▶ [WHAT IS NEEDED]: If a line in the records below contains the word "this", return that line.

▶ [PROVIDED ENTRIES]:

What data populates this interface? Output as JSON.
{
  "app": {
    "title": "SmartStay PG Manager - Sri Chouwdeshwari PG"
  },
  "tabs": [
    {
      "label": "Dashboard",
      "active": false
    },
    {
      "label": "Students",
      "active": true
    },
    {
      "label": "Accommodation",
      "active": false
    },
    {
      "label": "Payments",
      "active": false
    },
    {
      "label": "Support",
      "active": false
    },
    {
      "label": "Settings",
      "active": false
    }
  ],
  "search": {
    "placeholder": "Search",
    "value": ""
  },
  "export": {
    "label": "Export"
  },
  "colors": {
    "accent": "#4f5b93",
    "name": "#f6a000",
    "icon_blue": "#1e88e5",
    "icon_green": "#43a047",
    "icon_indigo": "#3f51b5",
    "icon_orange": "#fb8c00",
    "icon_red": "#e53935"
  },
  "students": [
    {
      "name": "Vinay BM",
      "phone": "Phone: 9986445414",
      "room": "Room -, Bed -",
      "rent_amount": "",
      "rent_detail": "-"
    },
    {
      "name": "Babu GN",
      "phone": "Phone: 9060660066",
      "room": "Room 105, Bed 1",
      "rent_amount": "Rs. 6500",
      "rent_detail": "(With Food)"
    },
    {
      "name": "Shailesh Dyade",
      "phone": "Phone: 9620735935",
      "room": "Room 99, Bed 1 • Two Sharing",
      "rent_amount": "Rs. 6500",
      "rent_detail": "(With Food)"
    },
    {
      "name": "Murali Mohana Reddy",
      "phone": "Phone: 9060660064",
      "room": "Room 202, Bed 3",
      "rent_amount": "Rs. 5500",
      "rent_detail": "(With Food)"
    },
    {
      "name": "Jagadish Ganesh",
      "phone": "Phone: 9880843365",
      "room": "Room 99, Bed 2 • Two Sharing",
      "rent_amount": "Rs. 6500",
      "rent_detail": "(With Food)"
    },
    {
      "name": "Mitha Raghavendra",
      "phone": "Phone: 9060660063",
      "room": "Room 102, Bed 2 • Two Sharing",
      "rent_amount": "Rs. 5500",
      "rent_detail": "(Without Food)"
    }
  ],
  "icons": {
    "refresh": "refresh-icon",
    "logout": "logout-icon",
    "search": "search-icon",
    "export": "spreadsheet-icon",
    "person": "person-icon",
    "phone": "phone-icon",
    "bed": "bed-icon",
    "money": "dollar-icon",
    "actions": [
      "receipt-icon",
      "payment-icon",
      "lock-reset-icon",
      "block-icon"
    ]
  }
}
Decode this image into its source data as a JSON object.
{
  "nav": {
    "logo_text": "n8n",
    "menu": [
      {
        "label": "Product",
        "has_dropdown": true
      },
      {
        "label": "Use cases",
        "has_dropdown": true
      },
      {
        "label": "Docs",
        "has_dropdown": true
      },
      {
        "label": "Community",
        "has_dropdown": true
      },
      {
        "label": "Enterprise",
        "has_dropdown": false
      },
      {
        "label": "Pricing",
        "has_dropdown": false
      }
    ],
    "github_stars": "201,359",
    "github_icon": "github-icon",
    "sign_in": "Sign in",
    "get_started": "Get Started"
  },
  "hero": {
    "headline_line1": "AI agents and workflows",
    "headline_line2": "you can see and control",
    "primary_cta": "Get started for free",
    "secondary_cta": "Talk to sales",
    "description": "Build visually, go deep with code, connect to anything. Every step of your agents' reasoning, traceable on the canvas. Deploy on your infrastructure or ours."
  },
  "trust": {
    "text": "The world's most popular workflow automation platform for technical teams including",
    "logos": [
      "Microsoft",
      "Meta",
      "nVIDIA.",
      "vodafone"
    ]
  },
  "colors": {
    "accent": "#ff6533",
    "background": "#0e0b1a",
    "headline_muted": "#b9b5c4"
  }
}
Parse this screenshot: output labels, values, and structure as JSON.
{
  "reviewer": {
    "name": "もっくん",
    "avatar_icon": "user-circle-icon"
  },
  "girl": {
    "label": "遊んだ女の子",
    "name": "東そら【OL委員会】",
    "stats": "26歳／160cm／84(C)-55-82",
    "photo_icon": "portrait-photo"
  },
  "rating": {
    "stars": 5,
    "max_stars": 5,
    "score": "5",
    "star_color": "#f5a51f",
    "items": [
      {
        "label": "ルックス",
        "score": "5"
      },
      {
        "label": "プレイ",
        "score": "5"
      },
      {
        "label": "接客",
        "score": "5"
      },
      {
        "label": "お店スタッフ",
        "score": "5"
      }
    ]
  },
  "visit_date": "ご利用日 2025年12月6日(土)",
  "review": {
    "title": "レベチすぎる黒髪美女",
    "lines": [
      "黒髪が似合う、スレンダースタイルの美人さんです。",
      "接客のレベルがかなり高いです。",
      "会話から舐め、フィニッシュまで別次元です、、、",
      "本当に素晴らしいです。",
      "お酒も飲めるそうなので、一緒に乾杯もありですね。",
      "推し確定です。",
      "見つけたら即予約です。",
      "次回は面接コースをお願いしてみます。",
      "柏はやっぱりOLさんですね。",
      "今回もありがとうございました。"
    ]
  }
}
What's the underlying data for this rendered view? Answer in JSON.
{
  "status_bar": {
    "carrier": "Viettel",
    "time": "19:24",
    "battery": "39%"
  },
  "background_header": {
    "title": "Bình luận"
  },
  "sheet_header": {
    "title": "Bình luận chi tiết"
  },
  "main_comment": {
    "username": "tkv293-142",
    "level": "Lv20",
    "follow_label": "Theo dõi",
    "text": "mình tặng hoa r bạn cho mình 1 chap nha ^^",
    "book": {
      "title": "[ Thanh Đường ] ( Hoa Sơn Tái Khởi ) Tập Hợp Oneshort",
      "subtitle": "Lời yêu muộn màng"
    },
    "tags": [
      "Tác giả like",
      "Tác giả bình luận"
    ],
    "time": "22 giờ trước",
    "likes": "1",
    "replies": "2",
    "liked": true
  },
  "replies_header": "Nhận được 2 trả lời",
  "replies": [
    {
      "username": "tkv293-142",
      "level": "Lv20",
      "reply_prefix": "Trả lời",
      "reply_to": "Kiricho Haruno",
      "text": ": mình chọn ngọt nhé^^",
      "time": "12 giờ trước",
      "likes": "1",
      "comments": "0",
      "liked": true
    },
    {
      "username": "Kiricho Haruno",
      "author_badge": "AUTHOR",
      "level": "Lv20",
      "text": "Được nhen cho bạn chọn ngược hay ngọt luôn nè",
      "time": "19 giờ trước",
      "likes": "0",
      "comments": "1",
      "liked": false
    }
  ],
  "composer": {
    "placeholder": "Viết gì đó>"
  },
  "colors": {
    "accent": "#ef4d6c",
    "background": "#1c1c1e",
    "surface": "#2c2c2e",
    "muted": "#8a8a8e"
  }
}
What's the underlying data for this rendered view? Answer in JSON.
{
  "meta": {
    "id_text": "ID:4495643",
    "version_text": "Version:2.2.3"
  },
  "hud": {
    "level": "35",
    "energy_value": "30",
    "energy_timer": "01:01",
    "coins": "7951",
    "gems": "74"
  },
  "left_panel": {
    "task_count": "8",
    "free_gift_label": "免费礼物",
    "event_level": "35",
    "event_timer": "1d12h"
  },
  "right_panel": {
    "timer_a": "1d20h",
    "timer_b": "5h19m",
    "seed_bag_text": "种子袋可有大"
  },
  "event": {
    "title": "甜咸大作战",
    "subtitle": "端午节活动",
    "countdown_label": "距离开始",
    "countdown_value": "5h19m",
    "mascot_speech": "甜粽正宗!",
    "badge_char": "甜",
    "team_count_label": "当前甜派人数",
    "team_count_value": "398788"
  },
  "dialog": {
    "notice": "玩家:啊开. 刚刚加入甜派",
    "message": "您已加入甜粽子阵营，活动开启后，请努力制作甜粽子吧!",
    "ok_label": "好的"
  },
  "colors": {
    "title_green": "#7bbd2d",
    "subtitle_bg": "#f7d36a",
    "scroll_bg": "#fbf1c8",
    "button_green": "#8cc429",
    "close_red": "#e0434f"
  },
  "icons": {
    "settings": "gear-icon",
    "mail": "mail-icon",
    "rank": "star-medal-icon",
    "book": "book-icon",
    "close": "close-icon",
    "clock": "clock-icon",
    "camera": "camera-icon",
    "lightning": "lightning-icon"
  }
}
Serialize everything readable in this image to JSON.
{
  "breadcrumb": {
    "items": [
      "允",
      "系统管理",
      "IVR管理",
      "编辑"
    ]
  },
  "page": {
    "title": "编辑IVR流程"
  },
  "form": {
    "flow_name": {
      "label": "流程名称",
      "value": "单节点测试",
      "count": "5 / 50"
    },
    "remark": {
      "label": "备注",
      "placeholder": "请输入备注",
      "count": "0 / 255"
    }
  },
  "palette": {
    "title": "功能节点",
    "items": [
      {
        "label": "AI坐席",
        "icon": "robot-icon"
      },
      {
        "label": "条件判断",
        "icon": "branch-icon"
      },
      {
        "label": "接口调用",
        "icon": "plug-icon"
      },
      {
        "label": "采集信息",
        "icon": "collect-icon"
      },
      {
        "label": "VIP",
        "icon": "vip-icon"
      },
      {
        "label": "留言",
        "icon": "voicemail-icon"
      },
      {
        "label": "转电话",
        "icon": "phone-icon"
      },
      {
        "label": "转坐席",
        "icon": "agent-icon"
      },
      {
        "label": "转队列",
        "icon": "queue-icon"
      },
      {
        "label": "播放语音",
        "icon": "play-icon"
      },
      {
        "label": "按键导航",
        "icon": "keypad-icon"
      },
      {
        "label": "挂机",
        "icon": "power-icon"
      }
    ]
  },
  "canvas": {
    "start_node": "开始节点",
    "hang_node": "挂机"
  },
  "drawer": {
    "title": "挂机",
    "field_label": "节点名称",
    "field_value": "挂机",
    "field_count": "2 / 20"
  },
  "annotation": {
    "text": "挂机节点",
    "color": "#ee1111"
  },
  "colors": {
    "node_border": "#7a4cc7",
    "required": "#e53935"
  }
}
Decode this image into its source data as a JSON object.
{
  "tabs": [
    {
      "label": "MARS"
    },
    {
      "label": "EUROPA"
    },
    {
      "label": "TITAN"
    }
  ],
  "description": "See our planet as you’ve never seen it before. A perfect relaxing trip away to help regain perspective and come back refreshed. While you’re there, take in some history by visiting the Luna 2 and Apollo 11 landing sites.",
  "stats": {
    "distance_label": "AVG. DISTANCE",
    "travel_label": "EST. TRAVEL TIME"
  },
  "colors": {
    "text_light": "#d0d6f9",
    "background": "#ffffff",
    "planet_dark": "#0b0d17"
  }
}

▶ [RESPONSE]:
What data populates this interface? Output as JSON.
Decode this image into its source data as a JSON object.
Parse this screenshot: output labels, values, and structure as JSON.
What's the underlying data for this rendered view? Answer in JSON.
What's the underlying data for this rendered view? Answer in JSON.
Serialize everything readable in this image to JSON.
Decode this image into its source data as a JSON object.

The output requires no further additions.